Is it end of the road for Chandrababu Naidu?
   Date :28-May-2019

By Mohammed Shafeeq:
WITH his worst-ever electoral defeat in Andhra Pradesh and losing relevance in national politics, Nara Chandrababu Naidu is facing the biggest challenge of his career. A leader, whose four-decade-long career saw his political pendulum swinging wildly from left to the right, the Telugu Desam Party (TDP) chief last year exercised even his last option -- aligning with the Congress. But this time, he ran out of both the options and the luck.
Till a day before the counting, Naidu was holding series of meetings with leaders of various regional parties, desperate to cobble together an anti-BJP alliance to remain relevant in the national politics. He wanted to stop his friend-turned-rival Narendra Modi from returning to power even as he was facing an acid test at home against Y S Jaganmohan Reddy. At the Centre, the 69-year-old wanted to achieve what he did in 1996, when as the convenor of the United Front (UF) he brought together regional parties to prop up Government of the third alternative. In 1999, he donned a similar role for the BJP-led National Democratic Alliance (NDA). Many saw in him a shrewd politician and few branded him a rank opportunist as he aligned with the BJP, apparently to ride on the Vajpayee wave.
He succeeded in retaining power, which he got in 1995 after leading a revolt against his father-in-law and TDP founder N T Rama Rao. Then known as the poster boy of new economic reforms, a reformist and a tech-savvy leader, Naidu mastered the skills of doing business with any formation at the Centre, irrespective of its ideology. After losing power to his bete noire Y S Rajasekhara Reddy (YSR) in 2004 following a record 9-year stint as Andhra Pradesh Chief Minister, Naidu admitted his priorities were lop-sided which led to the neglect of agriculture in the State.
So he promised a slew of freebies in the 2009 elections, but the people remained unconvinced and gave YSR a fresh mandate. The emergence of Narendra Modi as the prime ministerial candidate in 2014 offered Naidu a chance to revive his political fortunes. He not only joined the NDA once again but by campaigning with Modi, he succeeded in storming to power in the truncated State of Andhra Pradesh, as people preferred him, apparently for his experience in developing Hyderabad as a tech hub. As a leader who always enjoyed the role of a kingmaker and extracted his pound of flesh from the Government at the Centre, Naidu was uncomfortable in the new dispensation where Modi had absolute majority. Though facing post-bifurcation challenges like lack of State capital and poor finances, he had no option, but to quietly accept whatever was doled out to the State.
However, it was when YSR’s son and the chief of the YSRCP Y S Jaganmohan Reddy started targeting him for his compromise over the Special Category Status (SCS) that Naidu realised how he was losing the ground to the Opposition.

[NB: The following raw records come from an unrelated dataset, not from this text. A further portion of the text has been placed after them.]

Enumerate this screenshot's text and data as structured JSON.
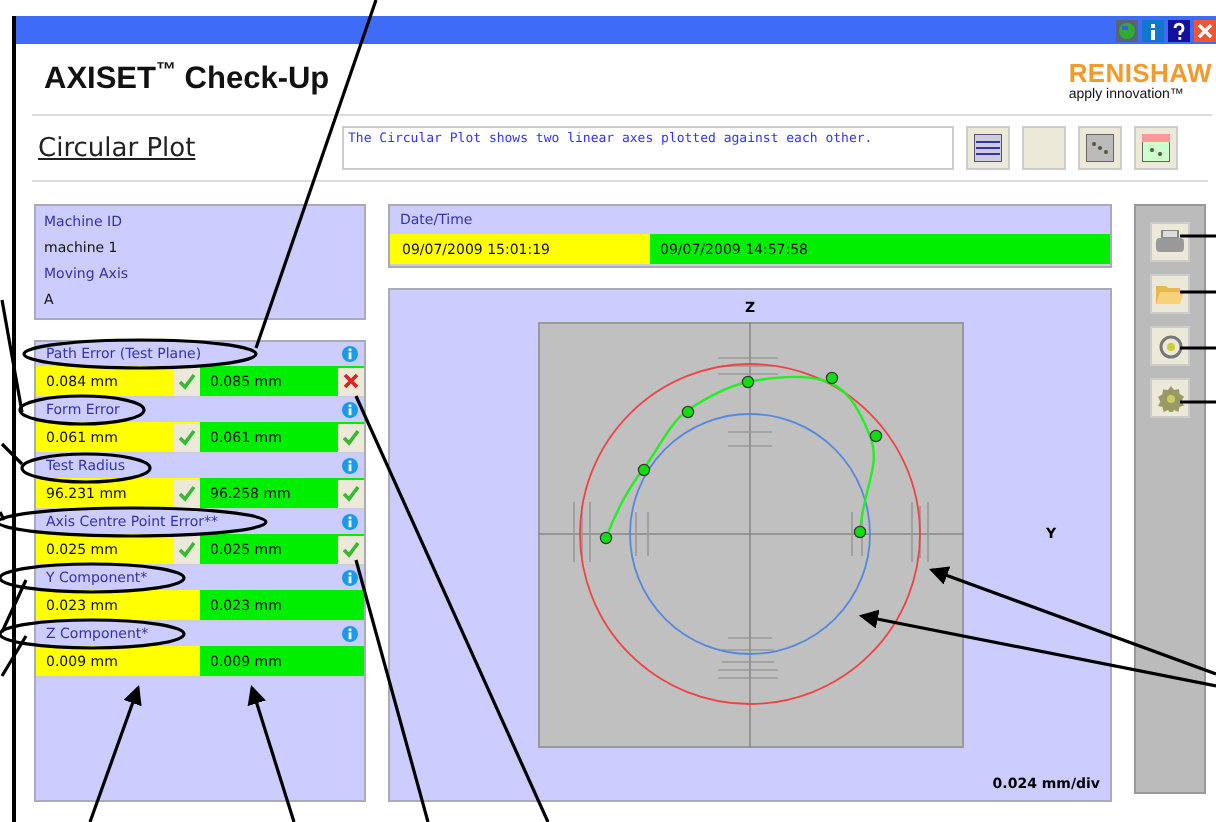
{
  "window": {
    "title_buttons": [
      {
        "kind": "globe"
      },
      {
        "kind": "info"
      },
      {
        "kind": "help"
      },
      {
        "kind": "close"
      }
    ]
  },
  "app": {
    "name": "AXISET",
    "tm": "™",
    "suffix": "Check-Up",
    "brand": "RENISHAW",
    "tagline": "apply innovation™"
  },
  "page": {
    "title": "Circular Plot",
    "description": "The Circular Plot shows two linear axes plotted against each other.",
    "view_buttons": [
      {
        "kind": "table"
      },
      {
        "kind": "blank"
      },
      {
        "kind": "scatter"
      },
      {
        "kind": "chart"
      }
    ]
  },
  "machine": [
    {
      "label": "Machine ID",
      "value": "machine 1"
    },
    {
      "label": "Moving Axis",
      "value": "A"
    }
  ],
  "results": [
    {
      "label": "Path Error (Test Plane)",
      "current": {
        "value": "0.084 mm",
        "passed": true
      },
      "previous": {
        "value": "0.085 mm",
        "passed": false
      }
    },
    {
      "label": "Form Error",
      "current": {
        "value": "0.061 mm",
        "passed": true
      },
      "previous": {
        "value": "0.061 mm",
        "passed": true
      }
    },
    {
      "label": "Test Radius",
      "current": {
        "value": "96.231 mm",
        "passed": true
      },
      "previous": {
        "value": "96.258 mm",
        "passed": true
      }
    },
    {
      "label": "Axis Centre Point Error**",
      "current": {
        "value": "0.025 mm",
        "passed": true
      },
      "previous": {
        "value": "0.025 mm",
        "passed": true
      }
    },
    {
      "label": "Y Component*",
      "current": {
        "value": "0.023 mm"
      },
      "previous": {
        "value": "0.023 mm"
      }
    },
    {
      "label": "Z Component*",
      "current": {
        "value": "0.009 mm"
      },
      "previous": {
        "value": "0.009 mm"
      }
    }
  ],
  "datetime": {
    "label": "Date/Time",
    "current": "09/07/2009 15:01:19",
    "previous": "09/07/2009 14:57:58"
  },
  "plot": {
    "vertical_axis": "Z",
    "horizontal_axis": "Y",
    "scale": "0.024 mm/div"
  },
  "tools": [
    {
      "kind": "print"
    },
    {
      "kind": "folder"
    },
    {
      "kind": "target"
    },
    {
      "kind": "gear"
    }
  ]
}
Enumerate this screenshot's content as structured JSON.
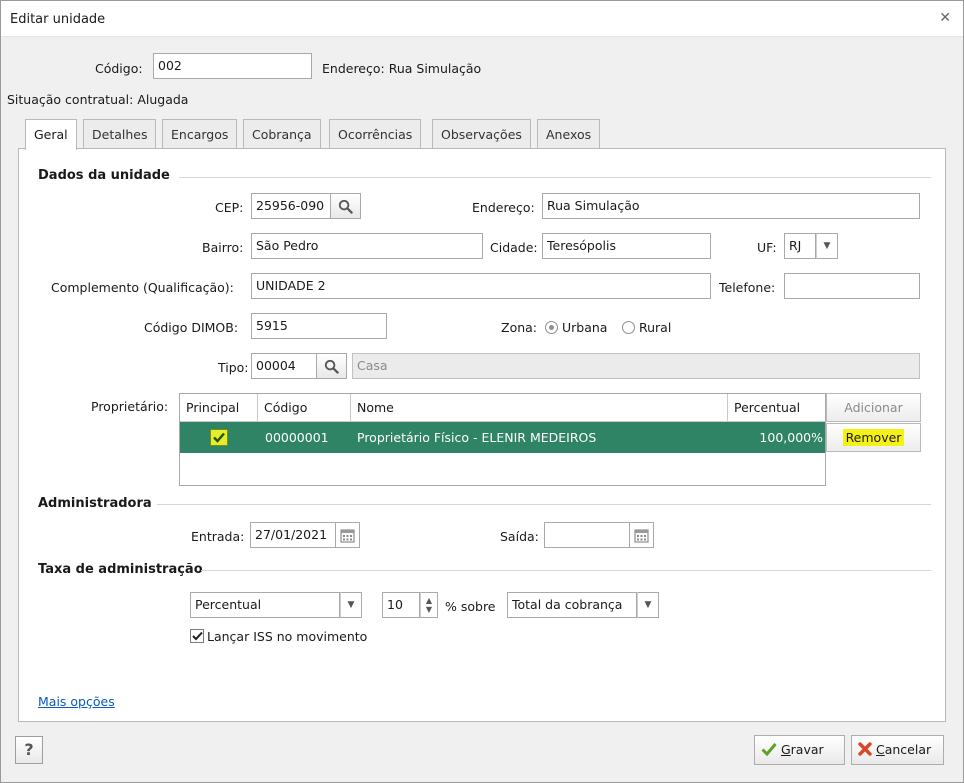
{
  "window": {
    "title": "Editar unidade",
    "close_glyph": "✕"
  },
  "header": {
    "codigo_label": "Código:",
    "codigo_value": "002",
    "endereco_text": "Endereço: Rua Simulação",
    "situacao_text": "Situação contratual: Alugada"
  },
  "tabs": [
    {
      "label": "Geral"
    },
    {
      "label": "Detalhes"
    },
    {
      "label": "Encargos"
    },
    {
      "label": "Cobrança"
    },
    {
      "label": "Ocorrências"
    },
    {
      "label": "Observações"
    },
    {
      "label": "Anexos"
    }
  ],
  "dados": {
    "section_title": "Dados da unidade",
    "cep_label": "CEP:",
    "cep_value": "25956-090",
    "endereco_label": "Endereço:",
    "endereco_value": "Rua Simulação",
    "bairro_label": "Bairro:",
    "bairro_value": "São Pedro",
    "cidade_label": "Cidade:",
    "cidade_value": "Teresópolis",
    "uf_label": "UF:",
    "uf_value": "RJ",
    "complemento_label": "Complemento (Qualificação):",
    "complemento_value": "UNIDADE 2",
    "telefone_label": "Telefone:",
    "telefone_value": "",
    "dimob_label": "Código DIMOB:",
    "dimob_value": "5915",
    "zona_label": "Zona:",
    "zona_urbana": "Urbana",
    "zona_rural": "Rural",
    "tipo_label": "Tipo:",
    "tipo_code": "00004",
    "tipo_desc": "Casa"
  },
  "proprietario": {
    "label": "Proprietário:",
    "columns": [
      "Principal",
      "Código",
      "Nome",
      "Percentual"
    ],
    "rows": [
      {
        "codigo": "00000001",
        "nome": "Proprietário Físico - ELENIR MEDEIROS",
        "percentual": "100,000%",
        "principal": true
      }
    ],
    "add_button": "Adicionar",
    "remove_button": "Remover"
  },
  "administradora": {
    "section_title": "Administradora",
    "entrada_label": "Entrada:",
    "entrada_value": "27/01/2021",
    "saida_label": "Saída:",
    "saida_value": ""
  },
  "taxa": {
    "section_title": "Taxa de administração",
    "tipo_value": "Percentual",
    "valor": "10",
    "sobre_label": "% sobre",
    "base_value": "Total da cobrança",
    "iss_label": "Lançar ISS no movimento"
  },
  "mais_opcoes": "Mais opções",
  "footer": {
    "help": "?",
    "gravar": "Gravar",
    "gravar_rest": "ravar",
    "gravar_key": "G",
    "cancelar_key": "C",
    "cancelar_rest": "ancelar"
  }
}
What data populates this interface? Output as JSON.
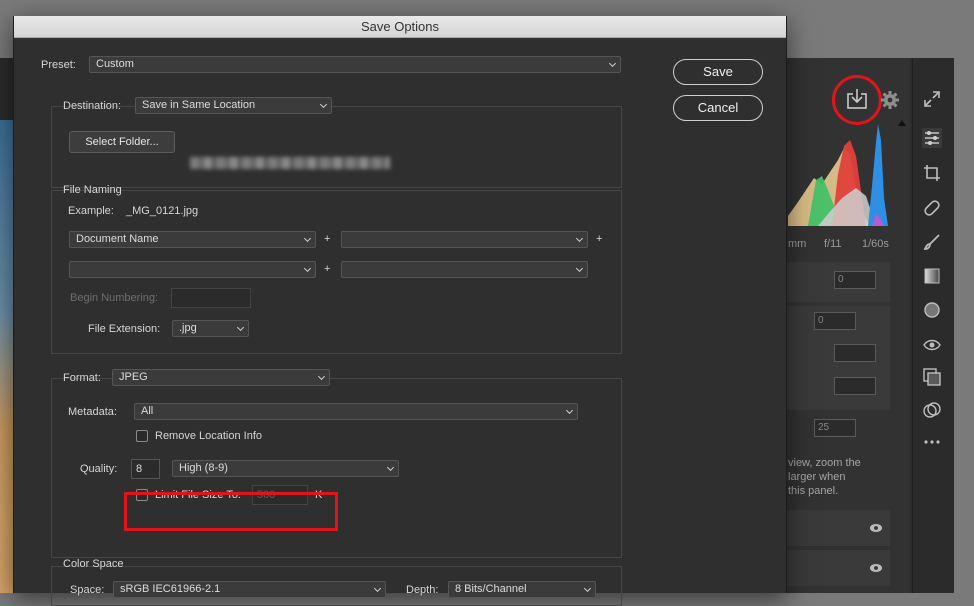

Last year, he pulled out of NDA Government accusing Modi of ‘betrayal’. But the Opposition still remained aggressive in exposing his flip-flops over the SCS. From a great admirer of Modi, Naidu soon turned into his worst critic and even joined hands with the Congress, his party’s sworn enemy of 35 years. This was Naidu’s biggest political misadventure and his rivals targeted him incessantly for his opportunism.